How to Develop Your Book’s Central Idea

So you have the seed of an idea, but you’re nowhere near ready to dive in and start writing. Don’t worry, an idea often takes a lot of thought and hard work before it can become a full-fledged book. So how do you get to the point where you have a clear concept to write an entire book?

Hopefully at this point you have some inkling of a concept that is interesting to you. Maybe you know you want to write about a kid who finds out he has magical powers, a moment in your life that shaped you, or the process you’ve developed for saving money. All of those are great starting points, but they’re probably not enough to fill a book's worth of pages. At least not yet... 

Why You Need to Develop Your Idea 

Before you even start writing, it’s important to take time to hone in on your central idea. Why? More than anything, it helps ensure that 1. Your idea is a solid one and 2. You can actually flesh it out into an entire book. 

How much do you need to know before you start writing? In short, it depends. Some writers start off with very little planning and discover the story as they go along. Others like to dive deep and plan out every scene before they ever write a word. If you’re a new writer, we recommend starting off somewhere in the middle. Which means at the very least you should know where your book starts, ends, and all the major steps in between. 

Where to Start

First, try to figure out where your book starts. For fiction and memoir writers—or any book that aims to tell a unified story—this will be your inciting action. What is the event or moment that sets your story in motion? Who is it happening to? Why is this story happening in the first place?

For nonfiction writers, think about your reasons for wanting to write this book. What problem are you trying to solve? What kind of person are you writing this book for? Why are you the right person to write it? 

Where to End

Next, you should know the ending your book is working toward. Beginning a book without an ending in mind is one of the easiest ways to get off track or lose focus altogether. If you’re writing nonfiction, you should know the desired outcome of your book. What is your solution to the identified problem? What do you hope readers will take away from it? 

Fiction and memoir writers should know how their story will resolve. Where does the story end up? What will be different between the beginning and the end? How will your main characters have changed? Will there be a satisfying ending or will things still be left somewhat unresolved? 

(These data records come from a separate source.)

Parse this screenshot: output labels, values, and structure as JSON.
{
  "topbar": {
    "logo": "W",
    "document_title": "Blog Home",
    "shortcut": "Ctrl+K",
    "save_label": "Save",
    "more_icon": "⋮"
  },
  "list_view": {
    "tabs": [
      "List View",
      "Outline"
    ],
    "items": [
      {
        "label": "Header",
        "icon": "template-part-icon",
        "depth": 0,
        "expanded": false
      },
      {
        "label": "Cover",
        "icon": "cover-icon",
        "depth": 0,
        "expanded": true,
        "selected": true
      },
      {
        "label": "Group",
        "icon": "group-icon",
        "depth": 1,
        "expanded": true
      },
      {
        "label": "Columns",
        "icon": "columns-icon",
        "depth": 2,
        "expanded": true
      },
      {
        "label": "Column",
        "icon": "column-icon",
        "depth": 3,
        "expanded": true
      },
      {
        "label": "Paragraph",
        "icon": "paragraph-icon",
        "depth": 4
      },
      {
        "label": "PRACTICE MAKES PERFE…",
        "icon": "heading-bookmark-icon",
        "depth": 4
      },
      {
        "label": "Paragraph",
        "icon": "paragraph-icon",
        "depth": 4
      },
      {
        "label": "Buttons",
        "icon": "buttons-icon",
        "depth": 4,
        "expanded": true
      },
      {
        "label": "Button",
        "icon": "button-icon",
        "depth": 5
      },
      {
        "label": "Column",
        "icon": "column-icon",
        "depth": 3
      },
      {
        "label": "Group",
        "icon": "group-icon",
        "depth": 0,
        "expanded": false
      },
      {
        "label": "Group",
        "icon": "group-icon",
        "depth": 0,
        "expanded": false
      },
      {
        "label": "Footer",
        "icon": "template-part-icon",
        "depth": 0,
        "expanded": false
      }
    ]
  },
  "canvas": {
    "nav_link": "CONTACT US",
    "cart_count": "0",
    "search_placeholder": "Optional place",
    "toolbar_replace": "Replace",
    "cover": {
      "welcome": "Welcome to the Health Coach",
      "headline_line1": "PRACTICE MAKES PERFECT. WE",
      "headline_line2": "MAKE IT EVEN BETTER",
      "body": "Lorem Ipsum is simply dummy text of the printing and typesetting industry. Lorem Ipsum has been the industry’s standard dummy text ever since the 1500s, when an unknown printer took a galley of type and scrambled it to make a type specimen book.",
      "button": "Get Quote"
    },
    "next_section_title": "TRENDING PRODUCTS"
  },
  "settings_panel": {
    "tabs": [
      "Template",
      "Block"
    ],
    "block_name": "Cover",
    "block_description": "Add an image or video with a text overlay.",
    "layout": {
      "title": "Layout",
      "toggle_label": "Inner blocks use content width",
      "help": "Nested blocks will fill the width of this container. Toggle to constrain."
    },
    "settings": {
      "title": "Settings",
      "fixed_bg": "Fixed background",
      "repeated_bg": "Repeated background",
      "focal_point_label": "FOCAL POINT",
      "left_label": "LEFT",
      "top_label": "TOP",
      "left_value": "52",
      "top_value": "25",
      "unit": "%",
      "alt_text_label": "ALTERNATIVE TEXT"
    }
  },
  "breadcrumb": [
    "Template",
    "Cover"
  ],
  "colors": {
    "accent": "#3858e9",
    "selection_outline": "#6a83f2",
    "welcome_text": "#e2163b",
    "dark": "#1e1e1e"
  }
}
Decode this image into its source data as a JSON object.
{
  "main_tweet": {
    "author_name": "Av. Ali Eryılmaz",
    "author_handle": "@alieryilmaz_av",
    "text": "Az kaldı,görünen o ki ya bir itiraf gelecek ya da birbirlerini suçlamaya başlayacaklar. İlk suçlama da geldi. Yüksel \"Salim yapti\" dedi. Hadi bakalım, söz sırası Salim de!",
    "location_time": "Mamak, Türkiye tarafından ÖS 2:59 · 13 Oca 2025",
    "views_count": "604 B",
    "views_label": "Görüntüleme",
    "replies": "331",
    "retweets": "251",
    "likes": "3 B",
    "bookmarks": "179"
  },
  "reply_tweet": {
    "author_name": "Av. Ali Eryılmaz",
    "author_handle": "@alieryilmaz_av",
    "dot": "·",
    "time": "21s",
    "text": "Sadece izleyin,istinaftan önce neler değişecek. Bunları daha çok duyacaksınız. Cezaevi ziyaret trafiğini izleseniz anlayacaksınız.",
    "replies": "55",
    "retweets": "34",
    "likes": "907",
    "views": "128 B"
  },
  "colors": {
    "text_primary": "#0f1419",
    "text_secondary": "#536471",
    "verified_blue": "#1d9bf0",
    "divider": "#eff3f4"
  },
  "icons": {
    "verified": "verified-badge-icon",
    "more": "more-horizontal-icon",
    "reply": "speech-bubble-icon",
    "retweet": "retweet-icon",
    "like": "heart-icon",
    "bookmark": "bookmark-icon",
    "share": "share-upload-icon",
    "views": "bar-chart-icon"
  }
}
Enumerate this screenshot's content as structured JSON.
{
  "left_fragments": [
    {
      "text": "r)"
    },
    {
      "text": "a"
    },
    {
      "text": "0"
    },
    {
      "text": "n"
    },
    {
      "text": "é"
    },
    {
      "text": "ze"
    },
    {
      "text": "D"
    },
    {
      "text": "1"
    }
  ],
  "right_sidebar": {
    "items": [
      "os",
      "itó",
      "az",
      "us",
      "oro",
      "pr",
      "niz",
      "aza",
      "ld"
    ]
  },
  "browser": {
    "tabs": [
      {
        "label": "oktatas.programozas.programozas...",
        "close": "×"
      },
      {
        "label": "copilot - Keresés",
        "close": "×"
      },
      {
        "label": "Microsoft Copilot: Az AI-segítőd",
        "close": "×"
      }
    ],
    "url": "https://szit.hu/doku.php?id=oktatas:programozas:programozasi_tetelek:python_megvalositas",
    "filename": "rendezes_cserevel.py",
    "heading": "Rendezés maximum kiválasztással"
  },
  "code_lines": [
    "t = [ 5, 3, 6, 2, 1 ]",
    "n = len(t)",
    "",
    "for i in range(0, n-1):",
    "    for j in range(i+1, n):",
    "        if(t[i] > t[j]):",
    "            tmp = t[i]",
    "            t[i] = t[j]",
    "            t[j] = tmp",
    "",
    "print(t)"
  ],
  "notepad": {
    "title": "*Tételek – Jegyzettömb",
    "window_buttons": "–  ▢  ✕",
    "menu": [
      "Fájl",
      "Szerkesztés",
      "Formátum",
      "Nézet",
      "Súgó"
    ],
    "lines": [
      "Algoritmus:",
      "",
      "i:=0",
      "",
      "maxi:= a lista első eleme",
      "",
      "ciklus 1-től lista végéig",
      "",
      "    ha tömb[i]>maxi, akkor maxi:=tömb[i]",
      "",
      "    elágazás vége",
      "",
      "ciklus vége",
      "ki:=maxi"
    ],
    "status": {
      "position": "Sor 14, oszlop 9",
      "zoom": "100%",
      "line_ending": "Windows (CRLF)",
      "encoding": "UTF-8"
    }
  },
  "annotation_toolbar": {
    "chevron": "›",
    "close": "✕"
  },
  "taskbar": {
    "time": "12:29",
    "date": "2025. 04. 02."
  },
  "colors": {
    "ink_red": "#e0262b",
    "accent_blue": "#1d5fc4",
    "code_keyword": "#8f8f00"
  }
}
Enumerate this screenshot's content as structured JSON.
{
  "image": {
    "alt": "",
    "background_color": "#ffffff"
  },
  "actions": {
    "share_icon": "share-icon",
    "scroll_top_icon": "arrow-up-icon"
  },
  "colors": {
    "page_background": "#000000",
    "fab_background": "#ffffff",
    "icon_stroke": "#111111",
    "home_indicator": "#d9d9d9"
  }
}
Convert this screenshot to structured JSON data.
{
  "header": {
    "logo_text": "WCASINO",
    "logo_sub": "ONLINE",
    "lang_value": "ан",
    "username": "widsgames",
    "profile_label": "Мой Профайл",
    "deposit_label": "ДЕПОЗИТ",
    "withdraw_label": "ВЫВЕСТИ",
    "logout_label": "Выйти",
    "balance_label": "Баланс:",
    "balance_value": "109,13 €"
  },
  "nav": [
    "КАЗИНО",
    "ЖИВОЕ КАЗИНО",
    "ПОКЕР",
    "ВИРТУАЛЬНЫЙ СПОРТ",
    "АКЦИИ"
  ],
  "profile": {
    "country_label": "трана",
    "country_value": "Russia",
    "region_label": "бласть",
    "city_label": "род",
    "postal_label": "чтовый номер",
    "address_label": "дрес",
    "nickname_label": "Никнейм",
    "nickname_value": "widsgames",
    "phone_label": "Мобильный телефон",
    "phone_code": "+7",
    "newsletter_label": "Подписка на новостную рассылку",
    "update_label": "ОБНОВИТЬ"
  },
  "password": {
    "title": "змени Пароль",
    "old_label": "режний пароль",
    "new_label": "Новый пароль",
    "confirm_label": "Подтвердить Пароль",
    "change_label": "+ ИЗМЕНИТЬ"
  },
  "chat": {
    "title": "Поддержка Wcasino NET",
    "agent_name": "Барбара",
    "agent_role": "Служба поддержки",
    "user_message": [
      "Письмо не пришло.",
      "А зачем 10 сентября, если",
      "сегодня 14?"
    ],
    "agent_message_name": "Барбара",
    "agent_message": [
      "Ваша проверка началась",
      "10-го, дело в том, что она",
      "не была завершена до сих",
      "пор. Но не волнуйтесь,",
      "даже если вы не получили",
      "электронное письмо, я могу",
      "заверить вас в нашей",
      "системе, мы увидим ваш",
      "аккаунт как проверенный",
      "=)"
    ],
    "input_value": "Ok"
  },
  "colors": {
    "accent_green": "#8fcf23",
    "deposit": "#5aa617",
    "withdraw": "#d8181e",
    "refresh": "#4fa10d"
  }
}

Fill in the Blanks

Once you know where you’ll begin and end, it’s time to connect the dots. This is where you’ll need to be creative and come up with a few ideas before you land on the ones that are right for your book. When it comes to fiction, you’ll need to brainstorm potential conflicts or action (both positive and negative) that could affect the plot or main character and eventually lead to your desired resolution. For memoir writers, this will be a little simpler. Your biggest task will be to decide which moments are necessary to include in the story and which ones you can leave out. 

For nonfiction writers, brainstorm all the potential steps that could take place between the beginning and end. Consider any research you’ve done, anecdotes you can tell, or lessons to learn along the way. Organization will be the most important thing here, so make sure you have that down before you begin. 

Find Your Angle

Once you have what feels like a solid idea, it’s time to start thinking about how you can make this idea more unique to you. Maybe this was already obvious as you were working on the previous steps, or maybe you need a little more time to think about it, but you should definitely know how your book will differ from other similar books in the marketplace before you even begin writing it. 

If you’re writing a memoir or other nonfiction book, try and think about any unique perspectives you may have. Maybe you have great party planning advice, but you’re especially great at planning on a budget. Or perhaps you’re the only person in your family who graduated college. Whatever your unique perspective is, find it and use it. Or, if you’re really stuck, do some research on your genre and see if there are any holes you could possibly fill. 

For fiction writers, think about some common tropes in your genre. Could you turn one of them on its head? Could your main character defy the norm? Although you should make sure to adhere to some genre conventions, breaking one or a few could lead to a much more interesting and unique story.

Write It Down

Once you’ve fleshed out your idea, summarize it into a few sentences or paragraphs. This synopsis will be extremely helpful in guiding you through the writing process and ensuring you’re staying on track. It will also be a great jumping off point if you hope to outline your book. 

After you’ve written your synopsis, post it wherever you can. Keep it near the place you write, on your phone, and anywhere you may be thinking about your book. This will serve as that little reminder at any point in your day to think about your book, keep writing, and stay on track. 

Share this story
Facebook Twitter Pinterest LinkedIn
  • Very informative.  Thank you.  Brainstorming is essential for a complete novel (beginning, in between, and end).  My ideas have been all over the place in my mind.  I believe I can bring my thoughts and ideas to the middle (focal point) if I use your approach, especially in my attempt to create an outline.  It is my hope to write a novel whose characters and plot holds the audiences attention.  I hope to write a picture of events  portrayed by its characters, that will be brought to life in the minds and hearts of people who can identify with the story line, and  that will be a light of hope and empowerment for its reader.

  • I need some help with getting started.